[Required work]
Restate the entries word for word, omitting nothing.

[Records provided]
☆ ☆ ☆ ☆

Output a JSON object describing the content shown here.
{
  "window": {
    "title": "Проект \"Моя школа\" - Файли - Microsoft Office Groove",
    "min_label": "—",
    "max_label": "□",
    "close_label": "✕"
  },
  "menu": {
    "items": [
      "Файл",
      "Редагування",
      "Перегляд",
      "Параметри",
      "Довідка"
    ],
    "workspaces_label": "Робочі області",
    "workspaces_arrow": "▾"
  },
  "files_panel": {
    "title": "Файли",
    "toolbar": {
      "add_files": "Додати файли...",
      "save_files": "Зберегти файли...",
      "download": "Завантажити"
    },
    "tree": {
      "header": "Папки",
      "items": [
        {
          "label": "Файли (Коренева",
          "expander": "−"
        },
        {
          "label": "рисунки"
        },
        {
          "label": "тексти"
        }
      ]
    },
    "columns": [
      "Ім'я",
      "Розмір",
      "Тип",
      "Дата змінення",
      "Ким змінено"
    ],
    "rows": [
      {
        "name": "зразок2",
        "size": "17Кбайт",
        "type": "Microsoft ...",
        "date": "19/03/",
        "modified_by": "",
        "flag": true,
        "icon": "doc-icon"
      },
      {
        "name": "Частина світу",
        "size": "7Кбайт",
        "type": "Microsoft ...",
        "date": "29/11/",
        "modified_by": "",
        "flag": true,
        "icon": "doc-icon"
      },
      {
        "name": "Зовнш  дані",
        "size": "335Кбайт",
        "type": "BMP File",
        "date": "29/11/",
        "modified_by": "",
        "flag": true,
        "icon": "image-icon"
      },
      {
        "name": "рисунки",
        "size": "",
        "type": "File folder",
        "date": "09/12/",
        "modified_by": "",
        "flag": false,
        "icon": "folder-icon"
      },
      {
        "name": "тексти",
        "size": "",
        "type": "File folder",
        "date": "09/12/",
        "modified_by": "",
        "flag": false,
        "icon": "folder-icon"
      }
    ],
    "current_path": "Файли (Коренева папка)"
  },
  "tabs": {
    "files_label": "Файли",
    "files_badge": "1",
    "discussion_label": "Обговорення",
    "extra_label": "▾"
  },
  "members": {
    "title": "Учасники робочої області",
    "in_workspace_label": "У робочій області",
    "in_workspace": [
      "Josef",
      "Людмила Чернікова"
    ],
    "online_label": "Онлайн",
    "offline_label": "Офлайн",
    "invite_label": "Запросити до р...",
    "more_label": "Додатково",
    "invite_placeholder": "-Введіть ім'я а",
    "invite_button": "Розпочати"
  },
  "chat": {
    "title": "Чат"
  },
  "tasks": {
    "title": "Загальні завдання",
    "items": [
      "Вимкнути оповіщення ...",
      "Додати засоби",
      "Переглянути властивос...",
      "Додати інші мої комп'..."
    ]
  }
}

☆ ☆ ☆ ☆

[Written response]
Output a JSON object describing the content shown here.
{
  "window": {
    "title": "Проект \"Моя школа\" - Файли - Microsoft Office Groove",
    "min_label": "—",
    "max_label": "□",
    "close_label": "✕"
  },
  "menu": {
    "items": [
      "Файл",
      "Редагування",
      "Перегляд",
      "Параметри",
      "Довідка"
    ],
    "workspaces_label": "Робочі області",
    "workspaces_arrow": "▾"
  },
  "files_panel": {
    "title": "Файли",
    "toolbar": {
      "add_files": "Додати файли...",
      "save_files": "Зберегти файли...",
      "download": "Завантажити"
    },
    "tree": {
      "header": "Папки",
      "items": [
        {
          "label": "Файли (Коренева",
          "expander": "−"
        },
        {
          "label": "рисунки"
        },
        {
          "label": "тексти"
        }
      ]
    },
    "columns": [
      "Ім'я",
      "Розмір",
      "Тип",
      "Дата змінення",
      "Ким змінено"
    ],
    "rows": [
      {
        "name": "зразок2",
        "size": "17Кбайт",
        "type": "Microsoft ...",
        "date": "19/03/",
        "modified_by": "",
        "flag": true,
        "icon": "doc-icon"
      },
      {
        "name": "Частина світу",
        "size": "7Кбайт",
        "type": "Microsoft ...",
        "date": "29/11/",
        "modified_by": "",
        "flag": true,
        "icon": "doc-icon"
      },
      {
        "name": "Зовнш  дані",
        "size": "335Кбайт",
        "type": "BMP File",
        "date": "29/11/",
        "modified_by": "",
        "flag": true,
        "icon": "image-icon"
      },
      {
        "name": "рисунки",
        "size": "",
        "type": "File folder",
        "date": "09/12/",
        "modified_by": "",
        "flag": false,
        "icon": "folder-icon"
      },
      {
        "name": "тексти",
        "size": "",
        "type": "File folder",
        "date": "09/12/",
        "modified_by": "",
        "flag": false,
        "icon": "folder-icon"
      }
    ],
    "current_path": "Файли (Коренева папка)"
  },
  "tabs": {
    "files_label": "Файли",
    "files_badge": "1",
    "discussion_label": "Обговорення",
    "extra_label": "▾"
  },
  "members": {
    "title": "Учасники робочої області",
    "in_workspace_label": "У робочій області",
    "in_workspace": [
      "Josef",
      "Людмила Чернікова"
    ],
    "online_label": "Онлайн",
    "offline_label": "Офлайн",
    "invite_label": "Запросити до р...",
    "more_label": "Додатково",
    "invite_placeholder": "-Введіть ім'я а",
    "invite_button": "Розпочати"
  },
  "chat": {
    "title": "Чат"
  },
  "tasks": {
    "title": "Загальні завдання",
    "items": [
      "Вимкнути оповіщення ...",
      "Додати засоби",
      "Переглянути властивос...",
      "Додати інші мої комп'..."
    ]
  }
}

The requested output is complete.